Decline in Marriage Associated with the COVID-19 Pandemic in the United States

New study following 12,541 healthcare workers for #COVID19 re-infection over 31 weeks published in NEJM. Natural immunisation held up well over the 6 months of the study, with only two cases of asymptomatic reinfections observed.

Scientists turn carbon dioxide into jet fuel

Google Maps’ Moat is Evaporating

You can now gain entry to any station of the New York City Subway with the tap of a phone, instead of the swipe of a MetroCard.

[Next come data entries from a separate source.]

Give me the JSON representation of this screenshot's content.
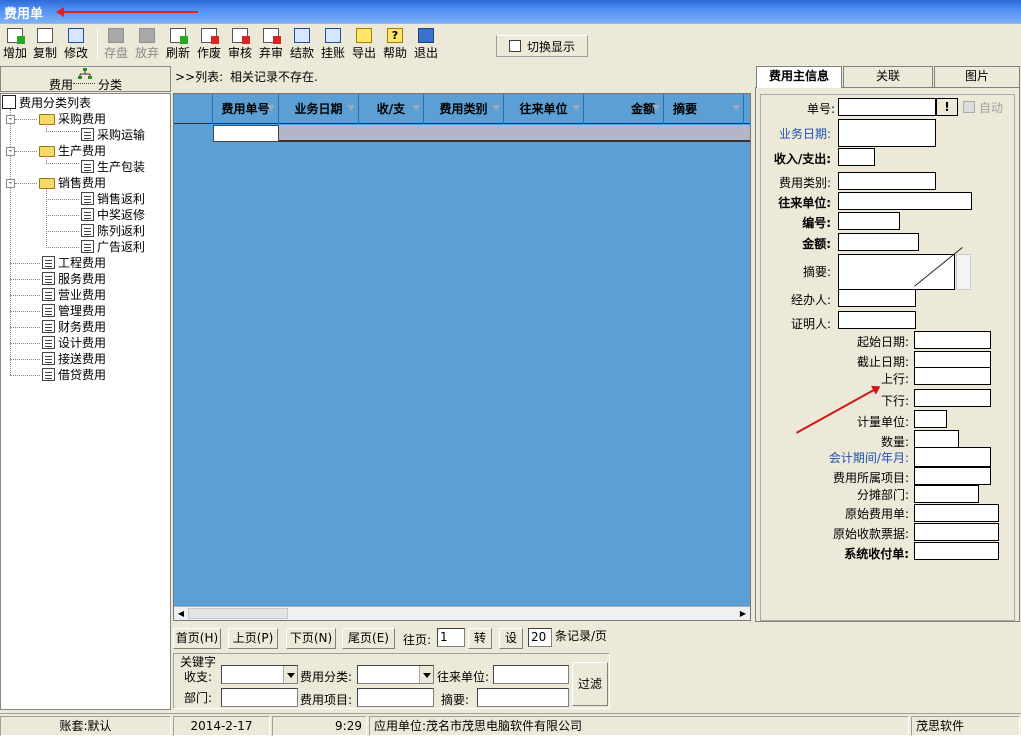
{
  "window": {
    "title": "费用单"
  },
  "toolbar": {
    "buttons": [
      {
        "label": "增加",
        "icon": "add-icon"
      },
      {
        "label": "复制",
        "icon": "copy-icon"
      },
      {
        "label": "修改",
        "icon": "edit-icon"
      },
      {
        "label": "存盘",
        "icon": "save-icon",
        "disabled": true
      },
      {
        "label": "放弃",
        "icon": "discard-icon",
        "disabled": true
      },
      {
        "label": "刷新",
        "icon": "refresh-icon"
      },
      {
        "label": "作废",
        "icon": "void-icon"
      },
      {
        "label": "审核",
        "icon": "approve-icon"
      },
      {
        "label": "弃审",
        "icon": "unapprove-icon"
      },
      {
        "label": "结款",
        "icon": "settle-icon"
      },
      {
        "label": "挂账",
        "icon": "ledger-icon"
      },
      {
        "label": "导出",
        "icon": "export-icon"
      },
      {
        "label": "帮助",
        "icon": "help-icon"
      },
      {
        "label": "退出",
        "icon": "exit-icon"
      }
    ],
    "switch_display_label": "切换显示"
  },
  "left": {
    "header_text_left": "费用",
    "header_text_right": "分类",
    "tree": {
      "root": "费用分类列表",
      "groups": [
        {
          "label": "采购费用",
          "children": [
            "采购运输"
          ]
        },
        {
          "label": "生产费用",
          "children": [
            "生产包装"
          ]
        },
        {
          "label": "销售费用",
          "children": [
            "销售返利",
            "中奖返修",
            "陈列返利",
            "广告返利"
          ]
        }
      ],
      "leaves": [
        "工程费用",
        "服务费用",
        "营业费用",
        "管理费用",
        "财务费用",
        "设计费用",
        "接送费用",
        "借贷费用"
      ]
    }
  },
  "list": {
    "prefix": ">>列表:",
    "message": "相关记录不存在.",
    "columns": [
      "费用单号",
      "业务日期",
      "收/支",
      "费用类别",
      "往来单位",
      "金额",
      "摘要"
    ]
  },
  "pager": {
    "first": "首页(H)",
    "prev": "上页(P)",
    "next": "下页(N)",
    "last": "尾页(E)",
    "goto_label": "往页:",
    "goto_value": "1",
    "go_button": "转",
    "set_button": "设",
    "per_page_value": "20",
    "per_page_suffix": "条记录/页"
  },
  "filter": {
    "group_label": "关键字",
    "income_label": "收支:",
    "category_label": "费用分类:",
    "partner_label": "往来单位:",
    "dept_label": "部门:",
    "item_label": "费用项目:",
    "summary_label": "摘要:",
    "filter_button": "过滤"
  },
  "right": {
    "tabs": [
      "费用主信息",
      "关联",
      "图片"
    ],
    "auto_label": "自动",
    "fields": {
      "doc_no": "单号:",
      "biz_date": "业务日期:",
      "in_out": "收入/支出:",
      "category": "费用类别:",
      "partner": "往来单位:",
      "code": "编号:",
      "amount": "金额:",
      "summary": "摘要:",
      "handler": "经办人:",
      "witness": "证明人:",
      "start_date": "起始日期:",
      "end_date": "截止日期:",
      "up_line": "上行:",
      "down_line": "下行:",
      "unit": "计量单位:",
      "quantity": "数量:",
      "period": "会计期间/年月:",
      "project": "费用所属项目:",
      "dept": "分摊部门:",
      "orig_doc": "原始费用单:",
      "orig_receipt": "原始收款票据:",
      "sys_receipt": "系统收付单:"
    }
  },
  "status": {
    "account": "账套:默认",
    "date": "2014-2-17",
    "time": "9:29",
    "company": "应用单位:茂名市茂思电脑软件有限公司",
    "vendor": "茂思软件"
  }
}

The largest single bank heist of all time was committed the day before the Coalition invaded Iraq in 2003, when Saddam Hussein sent his son, Qusay, to the Central Bank of Iraq with a handwritten note to withdraw all the cash in the bank. Qusay then removed about $1 billion (£810 million) in $100 dollar notes in strongboxes, requiring three lorries to carry it all. Approximately $650 million (£525 million) was found later by US troops hidden in the walls of one of Saddam’s palaces. Although both of Saddam’s sons were killed, and Saddam was captured and executed, more than one third of the money was never recovered. — Seven Greatest Real-Life Heists

How Did Madagascar Become the World’s Biggest Producer of Vanilla?

Maneki-neko (beckoning cat)

Alex’s intelligence was on a level similar to dolphins and great apes. She also reported that Alex seemed to show the intelligence of a five-year-old human, in some respects, and he had not even reached his full potential by the time he died. She believed that he possessed the emotional level of a two-year-old human at the time of his death. Looking at a mirror, he said “what color”, and learned “grey” after being told “grey” six times. This made him the first and only non-human animal to have ever asked a question.

Human chess match, Leningrad, 1924